That courts must determine whether the uncompensated activity is required under the contract is consistent with a plain text reading of “duties of the employee” under the regulation. Black’s Law Dictionary defines a “duty” as “[a] legal obligation that is owed or due to another and that needs to be satisfied.” Black’s Law Dictionary 580 (9th ed. 2009). An obligation “may refer to anything that a person is bound to do or forbear from doing.” Id. at 1179 (emphasis added).
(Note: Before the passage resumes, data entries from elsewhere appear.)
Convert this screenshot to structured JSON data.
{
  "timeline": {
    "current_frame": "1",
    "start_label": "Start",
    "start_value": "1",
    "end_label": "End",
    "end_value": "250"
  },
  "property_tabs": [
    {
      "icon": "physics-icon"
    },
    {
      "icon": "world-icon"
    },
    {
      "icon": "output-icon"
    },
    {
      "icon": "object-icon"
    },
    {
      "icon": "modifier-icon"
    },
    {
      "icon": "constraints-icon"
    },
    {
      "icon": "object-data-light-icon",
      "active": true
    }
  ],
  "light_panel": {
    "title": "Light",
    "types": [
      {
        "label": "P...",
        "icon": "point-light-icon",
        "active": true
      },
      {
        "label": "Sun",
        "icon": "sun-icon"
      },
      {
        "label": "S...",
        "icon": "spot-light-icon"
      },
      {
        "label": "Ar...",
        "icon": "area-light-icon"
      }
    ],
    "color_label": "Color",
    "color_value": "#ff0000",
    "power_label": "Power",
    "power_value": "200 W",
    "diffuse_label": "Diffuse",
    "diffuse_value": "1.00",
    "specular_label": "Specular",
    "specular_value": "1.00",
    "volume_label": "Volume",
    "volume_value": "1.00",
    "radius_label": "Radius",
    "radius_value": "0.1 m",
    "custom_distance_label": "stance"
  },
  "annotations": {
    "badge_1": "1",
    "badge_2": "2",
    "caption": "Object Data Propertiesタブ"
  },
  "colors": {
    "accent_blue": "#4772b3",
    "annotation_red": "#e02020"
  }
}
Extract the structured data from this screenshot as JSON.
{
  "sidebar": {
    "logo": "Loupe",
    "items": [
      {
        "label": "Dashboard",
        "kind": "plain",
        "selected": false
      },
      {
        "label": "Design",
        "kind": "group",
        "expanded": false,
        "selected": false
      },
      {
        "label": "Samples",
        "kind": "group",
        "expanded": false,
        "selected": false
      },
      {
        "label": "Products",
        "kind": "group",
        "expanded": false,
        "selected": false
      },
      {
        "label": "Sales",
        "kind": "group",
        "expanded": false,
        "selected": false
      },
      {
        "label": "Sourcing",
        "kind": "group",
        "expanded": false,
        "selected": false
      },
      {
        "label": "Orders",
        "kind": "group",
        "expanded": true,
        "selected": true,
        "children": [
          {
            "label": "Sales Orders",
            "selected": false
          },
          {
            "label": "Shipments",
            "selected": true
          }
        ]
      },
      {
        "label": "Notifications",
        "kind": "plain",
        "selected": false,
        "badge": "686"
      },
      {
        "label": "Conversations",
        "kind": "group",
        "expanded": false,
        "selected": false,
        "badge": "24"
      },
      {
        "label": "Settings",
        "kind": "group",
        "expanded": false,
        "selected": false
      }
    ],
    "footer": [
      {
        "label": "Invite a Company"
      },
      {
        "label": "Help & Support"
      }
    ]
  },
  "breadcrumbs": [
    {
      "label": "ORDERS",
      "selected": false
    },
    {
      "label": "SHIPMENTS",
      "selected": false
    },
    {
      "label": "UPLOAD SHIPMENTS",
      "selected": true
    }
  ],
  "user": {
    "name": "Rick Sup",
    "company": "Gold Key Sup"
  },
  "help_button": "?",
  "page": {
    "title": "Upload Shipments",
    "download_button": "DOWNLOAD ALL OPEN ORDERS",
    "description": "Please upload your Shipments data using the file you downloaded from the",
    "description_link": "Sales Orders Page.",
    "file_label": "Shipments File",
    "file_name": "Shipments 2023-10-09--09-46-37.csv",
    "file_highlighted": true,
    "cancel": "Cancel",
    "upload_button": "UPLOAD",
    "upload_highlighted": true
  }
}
Smith and Harris’ employment agreements are not in the record. They allege that “Plaintiffs’ and Class Members’ employment with ATI and Strom required that they cross active picket lines in the vans owned, leased, or rented by Strom.” J.A. at 56 ¶ 85. They also allege that they had to follow specific instructions regarding crossing the picket lines “as a term and condition of their employment.” Id. at 57 ¶89. For a motion to dismiss, we are required to accept as true the factual allegations of the complaint. Thus Smith and Harris have adequately pled that riding in Strom vans was a duty of the employees and thus compensable under the PMWA.
We conclude that the District Court erred in granting ATI’s motion to dismiss, and thus we vacate in relevant part.
D. Claims against Strom
Smith and Harris argue that the District Court improperly dismissed their complaint against Strom because it did not join ATI’s motion to dismiss. The District Court was similarly “puzzled by this somewhat piecemeal litigation approach on Strom’s part.” J.A. at 18 n.1. However, the Court dismissed their complaint against Strom because “the grounds in favor of dismissal raised in ATI’s Motion are common to both Defendants, and Plaintiff’s fully responded to these arguments in its briefings.” Id. We agree with the Court that Smith and Harris’ complaint also fails to state a cause of action against Strom and so affirm the sua sponte dismissal of their FLSA and OMWS claims.
* * * * *
Smith and Harris failed to state a claim under the FLSA and OMWS, and thus we affirm the District Court’s dismissal of those claims. We conclude, however, that Smith and Harris adequately pled a cause of action under the PMWA. Therefore, we vacate the dismissal of their claims under that statute and remand. The District Court in its discretion may choose to refer the case to state court for resolution of the remaining state law claims.
1. Because ATI does not dispute on appeal Smith and Harris’ contention that they adequately alleged the travel was during normal working hours, we may consider that issue waived. See John Wyeth & Bro. Ltd. v. CIGNA Int’l Corp., 119 F.3d 1070, 1076 n.6 (3d Cir. 1997).
AMBRO, Circuit Judge